– Do not fabricate: influencers should not create false stories or bogus scientific evidence to increase the persuasiveness of advertised
Both consumers and brands can apply these metrics to decide whether to put their trust in a specific influencer. Trust and authenticity are the foundations of Influencer marketing. If any of these two factors is absent, the influencer will lose their voice and influence on the public. Thus, consumers are willing to press the unfollow button or even boycott if the influencer goes against the inherent values and promote unethical products. Not only influencers, the related brands can also be dragged into an adverse situation.
2. KOLs and brands must have similar core values
An influencer should only engage in advertising contracts with brands and products that adopt similar core values to avoid controversies. And vice versa, brands should only cooperate with influencers that reflect the core values of the brand.
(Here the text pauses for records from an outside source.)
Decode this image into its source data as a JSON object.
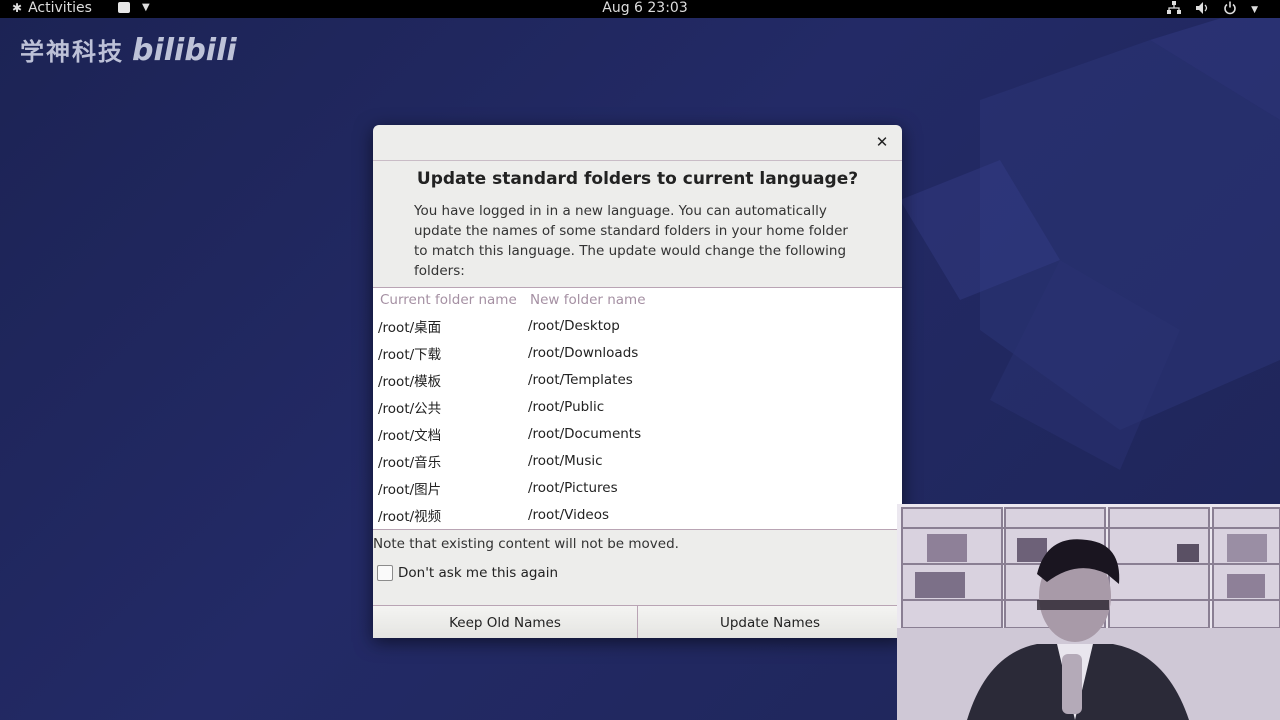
{
  "topbar": {
    "activities_label": "Activities",
    "clock": "Aug 6  23:03",
    "tray_icons": [
      "network-icon",
      "volume-icon",
      "power-icon"
    ]
  },
  "watermark": {
    "text": "学神科技",
    "logo_text": "bilibili"
  },
  "dialog": {
    "title": "Update standard folders to current language?",
    "description": "You have logged in in a new language. You can automatically update the names of some standard folders in your home folder to match this language. The update would change the following folders:",
    "columns": [
      "Current folder name",
      "New folder name"
    ],
    "rows": [
      [
        "/root/桌面",
        "/root/Desktop"
      ],
      [
        "/root/下载",
        "/root/Downloads"
      ],
      [
        "/root/模板",
        "/root/Templates"
      ],
      [
        "/root/公共",
        "/root/Public"
      ],
      [
        "/root/文档",
        "/root/Documents"
      ],
      [
        "/root/音乐",
        "/root/Music"
      ],
      [
        "/root/图片",
        "/root/Pictures"
      ],
      [
        "/root/视频",
        "/root/Videos"
      ]
    ],
    "note": "Note that existing content will not be moved.",
    "checkbox_label": "Don't ask me this again",
    "checkbox_checked": false,
    "keep_label": "Keep Old Names",
    "update_label": "Update Names"
  },
  "colors": {
    "desktop_bg": "#1f2660",
    "dialog_bg": "#ededeb",
    "header_text": "#a590a3"
  }
}
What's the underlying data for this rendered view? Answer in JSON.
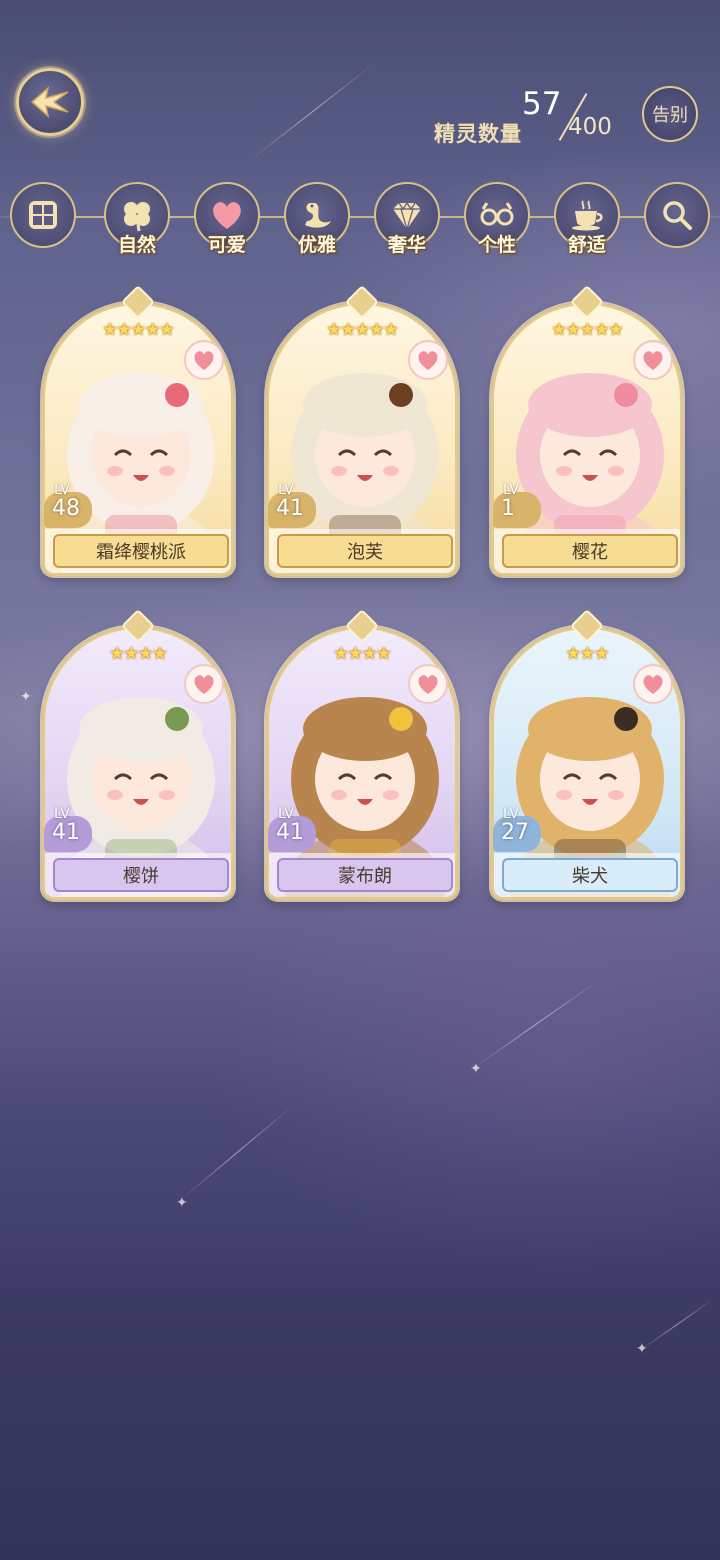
{
  "header": {
    "count_label": "精灵数量",
    "count_current": "57",
    "count_total": "400",
    "farewell_label": "告别"
  },
  "filters": [
    {
      "id": "all",
      "label": "",
      "icon": "grid-icon"
    },
    {
      "id": "nature",
      "label": "自然",
      "icon": "clover-icon"
    },
    {
      "id": "cute",
      "label": "可爱",
      "icon": "heart-icon"
    },
    {
      "id": "elegant",
      "label": "优雅",
      "icon": "swan-icon"
    },
    {
      "id": "luxury",
      "label": "奢华",
      "icon": "diamond-icon"
    },
    {
      "id": "personality",
      "label": "个性",
      "icon": "glasses-icon"
    },
    {
      "id": "comfort",
      "label": "舒适",
      "icon": "teacup-icon"
    },
    {
      "id": "search",
      "label": "",
      "icon": "search-icon"
    }
  ],
  "sprites": [
    {
      "name": "霜绛樱桃派",
      "level_prefix": "LV",
      "level": "48",
      "stars": "★★★★★",
      "rarity": "gold",
      "hair": "#f7efe8",
      "accent": "#e86a7a"
    },
    {
      "name": "泡芙",
      "level_prefix": "LV",
      "level": "41",
      "stars": "★★★★★",
      "rarity": "gold",
      "hair": "#efe6d4",
      "accent": "#6b3f1f"
    },
    {
      "name": "樱花",
      "level_prefix": "LV",
      "level": "1",
      "stars": "★★★★★",
      "rarity": "gold",
      "hair": "#f6c6cf",
      "accent": "#f08ca0"
    },
    {
      "name": "樱饼",
      "level_prefix": "LV",
      "level": "41",
      "stars": "★★★★",
      "rarity": "purple",
      "hair": "#f1ebe6",
      "accent": "#7a9a52"
    },
    {
      "name": "蒙布朗",
      "level_prefix": "LV",
      "level": "41",
      "stars": "★★★★",
      "rarity": "purple",
      "hair": "#b9854f",
      "accent": "#f2c23e"
    },
    {
      "name": "柴犬",
      "level_prefix": "LV",
      "level": "27",
      "stars": "★★★",
      "rarity": "blue",
      "hair": "#e0b26a",
      "accent": "#3c2d22"
    }
  ],
  "colors": {
    "gold_bg_top": "#fff3d6",
    "gold_plate": "#f7dc94",
    "purple_bg_top": "#e9ddf5",
    "purple_plate": "#d7c3ee",
    "blue_bg_top": "#d8ebf8",
    "blue_plate": "#d6ecf9",
    "frame": "#e3c98a"
  }
}
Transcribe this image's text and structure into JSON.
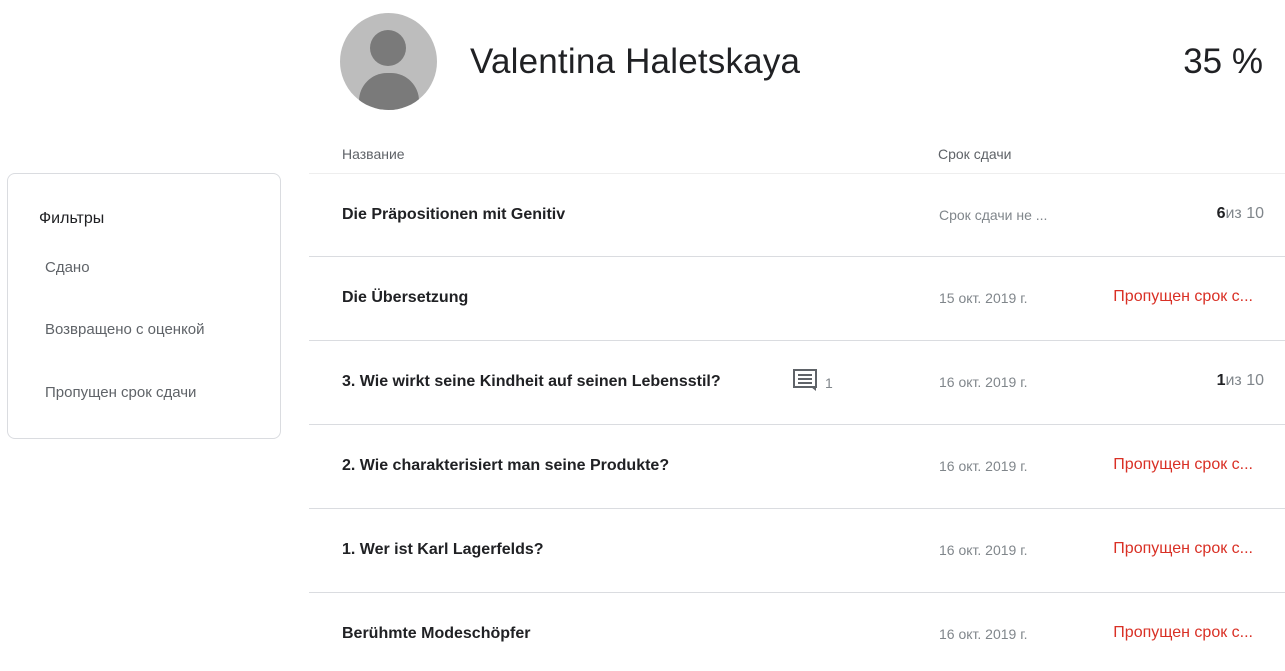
{
  "student": {
    "name": "Valentina Haletskaya",
    "percent": "35 %"
  },
  "columns": {
    "name": "Название",
    "due": "Срок сдачи"
  },
  "filters": {
    "title": "Фильтры",
    "items": [
      "Сдано",
      "Возвращено с оценкой",
      "Пропущен срок сдачи"
    ]
  },
  "assignments": [
    {
      "title": "Die Präpositionen mit Genitiv",
      "due": "Срок сдачи не ...",
      "grade": "6",
      "grade_of": "из 10",
      "status": ""
    },
    {
      "title": "Die Übersetzung",
      "due": "15 окт. 2019 г.",
      "grade": "",
      "grade_of": "",
      "status": "Пропущен срок с..."
    },
    {
      "title": "3. Wie wirkt seine Kindheit auf seinen Lebensstil?",
      "comments": "1",
      "due": "16 окт. 2019 г.",
      "grade": "1",
      "grade_of": "из 10",
      "status": ""
    },
    {
      "title": "2. Wie charakterisiert man seine Produkte?",
      "due": "16 окт. 2019 г.",
      "grade": "",
      "grade_of": "",
      "status": "Пропущен срок с..."
    },
    {
      "title": "1. Wer ist Karl Lagerfelds?",
      "due": "16 окт. 2019 г.",
      "grade": "",
      "grade_of": "",
      "status": "Пропущен срок с..."
    },
    {
      "title": "Berühmte Modeschöpfer",
      "due": "16 окт. 2019 г.",
      "grade": "",
      "grade_of": "",
      "status": "Пропущен срок с..."
    }
  ],
  "colors": {
    "missing": "#d93025",
    "muted": "#80868b",
    "border": "#dadce0"
  },
  "icons": {
    "avatar": "person-icon",
    "comment": "comment-icon"
  }
}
Everyone seems to know this, but there is one additional factor that marketers often neglect when choosing an influencer. Besides expertise, popularity, and demographics, brands must examine the ethical values of the influencers to make sure they are on the same page with the brand. This approach will help minimize the risks resulting from brand and influencer mismatch or the ‘ ‘influencer’s personal scandal.
3. Avoid excessive advertising
In addition to building credibility, influencers also need to manage the content ratio on their individual channels effectively. To avoid posting too much commercial on the fanpage and making the audience overwhelmed, influencers should keep the ratio at most one advertisement per four regular posts. The audience follows influencers because they love the high-quality, educational, entertaining, or inspirational content. Influencers and brands need to have a long-term vision when planning the content calendar to avoid losing the audience’s interest due to too many ads interspersed with ‘influencers’ original content.
“When working with influencers on behalf of brands, EloQ Communications always encourages these influencers to get hands-on experience to understand the product and deliver a genuine experience to users. Therefore, instead of preparing scripted content and sending it to influencers, EloQ will work closely with influencers to develop authentic product review and deliver objective point of views to the public. In addition to ensuring the authenticity of the message and showcasing responsibility to the recipient, this approach also helps the advertising messages appear friendlier and trustworthy to the target audience. Thereby, we can support brands to deliver their message effectively and raise their brand awareness in consumers’ minds,” shared Dr. Clāra Ly-Le, Managing Director of EloQ Communications.
EloQ Communications is proud to be a member of the Public Relations and Communications Association Southeast Asia (PRCA SEA), and the Public Relations Network (PRN). As a member, EloQ is committed to the international PR industry’s fairness, honesty, and high standards.